▶ **Problem requirements**
Return only those lines of the listing in which "label" appears.

▶ **Records**
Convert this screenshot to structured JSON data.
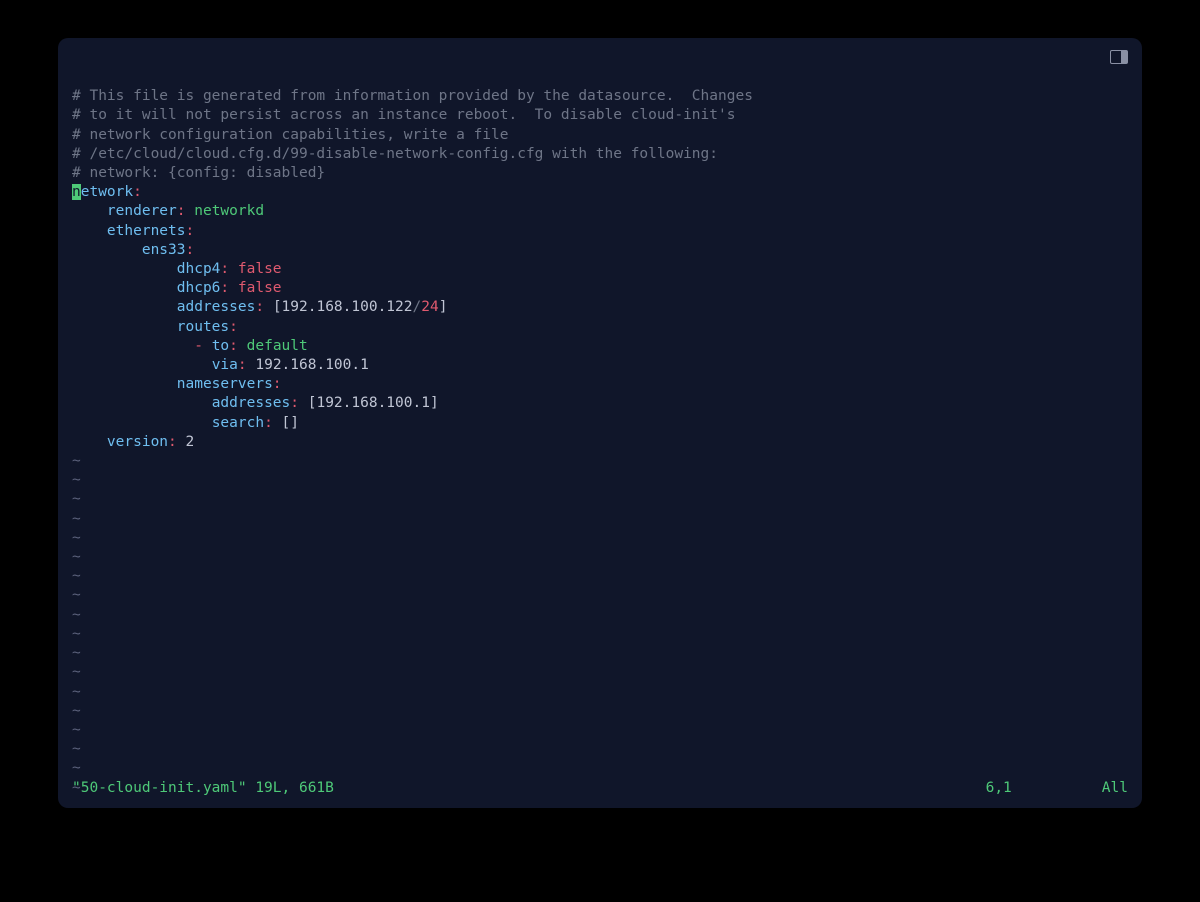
{
  "comments": [
    "# This file is generated from information provided by the datasource.  Changes",
    "# to it will not persist across an instance reboot.  To disable cloud-init's",
    "# network configuration capabilities, write a file",
    "# /etc/cloud/cloud.cfg.d/99-disable-network-config.cfg with the following:",
    "# network: {config: disabled}"
  ],
  "yaml": {
    "network_key": "network",
    "renderer_key": "renderer",
    "renderer_val": "networkd",
    "ethernets_key": "ethernets",
    "iface_key": "ens33",
    "dhcp4_key": "dhcp4",
    "dhcp4_val": "false",
    "dhcp6_key": "dhcp6",
    "dhcp6_val": "false",
    "addresses_key": "addresses",
    "addr_ip": "192.168.100.122",
    "addr_prefix": "24",
    "routes_key": "routes",
    "to_key": "to",
    "to_val": "default",
    "via_key": "via",
    "via_val": "192.168.100.1",
    "nameservers_key": "nameservers",
    "ns_addresses_key": "addresses",
    "ns_addr_val": "192.168.100.1",
    "search_key": "search",
    "version_key": "version",
    "version_val": "2",
    "cursor_char": "n",
    "cursor_rest": "etwork"
  },
  "tilde": "~",
  "status": {
    "file": "\"50-cloud-init.yaml\" 19L, 661B",
    "position": "6,1",
    "scroll": "All"
  }
}
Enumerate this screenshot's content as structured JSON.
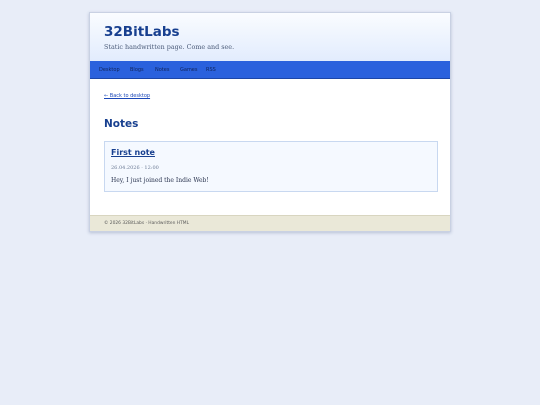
{
  "header": {
    "site_title": "32BitLabs",
    "tagline": "Static handwritten page. Come and see."
  },
  "nav": {
    "items": [
      "Desktop",
      "Blogs",
      "Notes",
      "Games",
      "RSS"
    ]
  },
  "main": {
    "back_link": "← Back to desktop",
    "heading": "Notes",
    "notes": [
      {
        "title": "First note",
        "date": "26.04.2026 · 12:00",
        "body": "Hey, I just joined the Indie Web!"
      }
    ]
  },
  "footer": {
    "text": "© 2026 32BitLabs · Handwritten HTML"
  },
  "colors": {
    "page_background": "#e8edf8",
    "nav_bar": "#2a61dd",
    "accent_text": "#173f8f",
    "footer_background": "#eae8d8"
  }
}
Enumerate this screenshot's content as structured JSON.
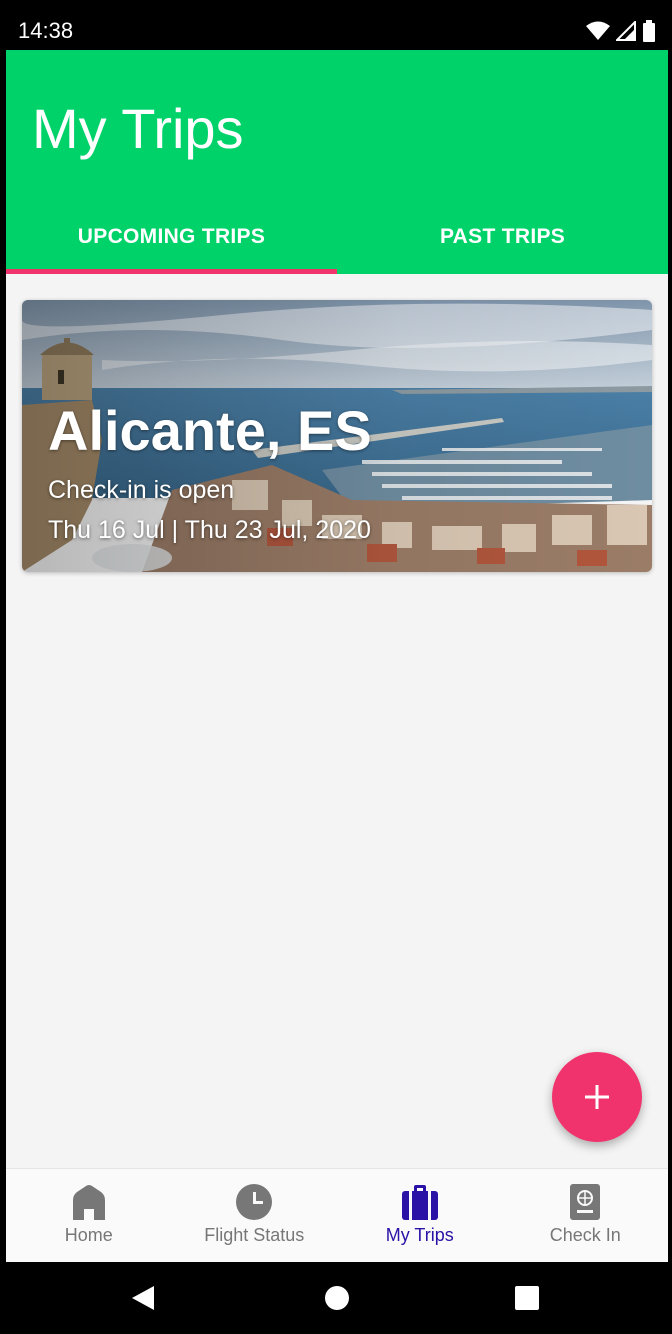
{
  "status_bar": {
    "time": "14:38",
    "icons": [
      "wifi-icon",
      "signal-icon",
      "battery-icon"
    ]
  },
  "header": {
    "title": "My Trips",
    "background_color": "#00d26a",
    "tabs": [
      {
        "label": "UPCOMING TRIPS",
        "active": true
      },
      {
        "label": "PAST TRIPS",
        "active": false
      }
    ],
    "tab_indicator_color": "#f0336c"
  },
  "trips": [
    {
      "destination": "Alicante, ES",
      "status": "Check-in is open",
      "dates": "Thu 16 Jul | Thu 23 Jul, 2020"
    }
  ],
  "fab": {
    "icon": "plus-icon",
    "color": "#f0336c"
  },
  "bottom_nav": {
    "items": [
      {
        "label": "Home",
        "icon": "home-icon",
        "active": false
      },
      {
        "label": "Flight Status",
        "icon": "clock-icon",
        "active": false
      },
      {
        "label": "My Trips",
        "icon": "suitcase-icon",
        "active": true
      },
      {
        "label": "Check In",
        "icon": "passport-icon",
        "active": false
      }
    ],
    "active_color": "#2a12a6",
    "inactive_color": "#777777"
  },
  "system_nav": {
    "icons": [
      "back-icon",
      "home-circle-icon",
      "recents-icon"
    ]
  }
}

▶ **Solution to the exercise**
        "label": "UPCOMING TRIPS",
        "label": "PAST TRIPS",
        "label": "Home",
        "label": "Flight Status",
        "label": "My Trips",
        "label": "Check In",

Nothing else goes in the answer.